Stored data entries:
= Beginning of Section =
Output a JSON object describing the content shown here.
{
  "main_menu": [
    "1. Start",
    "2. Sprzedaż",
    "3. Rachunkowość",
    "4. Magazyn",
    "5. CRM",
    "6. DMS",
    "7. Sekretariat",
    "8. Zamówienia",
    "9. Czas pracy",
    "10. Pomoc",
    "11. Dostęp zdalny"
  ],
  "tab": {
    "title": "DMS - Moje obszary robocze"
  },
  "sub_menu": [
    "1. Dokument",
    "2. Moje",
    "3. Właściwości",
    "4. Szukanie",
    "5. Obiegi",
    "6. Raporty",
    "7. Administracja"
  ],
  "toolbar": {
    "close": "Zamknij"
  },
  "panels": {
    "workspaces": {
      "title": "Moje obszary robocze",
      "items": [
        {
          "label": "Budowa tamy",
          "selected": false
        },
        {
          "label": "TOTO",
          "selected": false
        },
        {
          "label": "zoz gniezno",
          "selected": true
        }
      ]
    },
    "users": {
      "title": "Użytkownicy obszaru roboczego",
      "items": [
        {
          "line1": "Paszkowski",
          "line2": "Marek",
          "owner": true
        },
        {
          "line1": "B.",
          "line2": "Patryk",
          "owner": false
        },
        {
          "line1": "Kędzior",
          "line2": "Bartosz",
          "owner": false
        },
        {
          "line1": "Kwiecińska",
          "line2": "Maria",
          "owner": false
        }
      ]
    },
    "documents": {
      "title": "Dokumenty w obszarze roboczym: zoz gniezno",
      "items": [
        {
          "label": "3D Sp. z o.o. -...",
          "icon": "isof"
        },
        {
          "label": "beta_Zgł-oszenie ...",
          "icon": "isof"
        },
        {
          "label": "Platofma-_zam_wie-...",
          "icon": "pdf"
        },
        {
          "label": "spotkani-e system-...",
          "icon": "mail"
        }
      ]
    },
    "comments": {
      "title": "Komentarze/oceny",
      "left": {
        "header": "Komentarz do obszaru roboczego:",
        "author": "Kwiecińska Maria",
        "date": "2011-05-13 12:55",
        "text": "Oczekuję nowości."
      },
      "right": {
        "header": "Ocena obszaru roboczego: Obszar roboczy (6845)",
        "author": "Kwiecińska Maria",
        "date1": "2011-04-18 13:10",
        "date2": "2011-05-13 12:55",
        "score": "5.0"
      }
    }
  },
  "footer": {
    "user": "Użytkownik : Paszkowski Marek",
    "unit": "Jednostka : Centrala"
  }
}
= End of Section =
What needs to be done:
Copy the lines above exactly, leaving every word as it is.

Result:
Output a JSON object describing the content shown here.
{
  "main_menu": [
    "1. Start",
    "2. Sprzedaż",
    "3. Rachunkowość",
    "4. Magazyn",
    "5. CRM",
    "6. DMS",
    "7. Sekretariat",
    "8. Zamówienia",
    "9. Czas pracy",
    "10. Pomoc",
    "11. Dostęp zdalny"
  ],
  "tab": {
    "title": "DMS - Moje obszary robocze"
  },
  "sub_menu": [
    "1. Dokument",
    "2. Moje",
    "3. Właściwości",
    "4. Szukanie",
    "5. Obiegi",
    "6. Raporty",
    "7. Administracja"
  ],
  "toolbar": {
    "close": "Zamknij"
  },
  "panels": {
    "workspaces": {
      "title": "Moje obszary robocze",
      "items": [
        {
          "label": "Budowa tamy",
          "selected": false
        },
        {
          "label": "TOTO",
          "selected": false
        },
        {
          "label": "zoz gniezno",
          "selected": true
        }
      ]
    },
    "users": {
      "title": "Użytkownicy obszaru roboczego",
      "items": [
        {
          "line1": "Paszkowski",
          "line2": "Marek",
          "owner": true
        },
        {
          "line1": "B.",
          "line2": "Patryk",
          "owner": false
        },
        {
          "line1": "Kędzior",
          "line2": "Bartosz",
          "owner": false
        },
        {
          "line1": "Kwiecińska",
          "line2": "Maria",
          "owner": false
        }
      ]
    },
    "documents": {
      "title": "Dokumenty w obszarze roboczym: zoz gniezno",
      "items": [
        {
          "label": "3D Sp. z o.o. -...",
          "icon": "isof"
        },
        {
          "label": "beta_Zgł-oszenie ...",
          "icon": "isof"
        },
        {
          "label": "Platofma-_zam_wie-...",
          "icon": "pdf"
        },
        {
          "label": "spotkani-e system-...",
          "icon": "mail"
        }
      ]
    },
    "comments": {
      "title": "Komentarze/oceny",
      "left": {
        "header": "Komentarz do obszaru roboczego:",
        "author": "Kwiecińska Maria",
        "date": "2011-05-13 12:55",
        "text": "Oczekuję nowości."
      },
      "right": {
        "header": "Ocena obszaru roboczego: Obszar roboczy (6845)",
        "author": "Kwiecińska Maria",
        "date1": "2011-04-18 13:10",
        "date2": "2011-05-13 12:55",
        "score": "5.0"
      }
    }
  },
  "footer": {
    "user": "Użytkownik : Paszkowski Marek",
    "unit": "Jednostka : Centrala"
  }
}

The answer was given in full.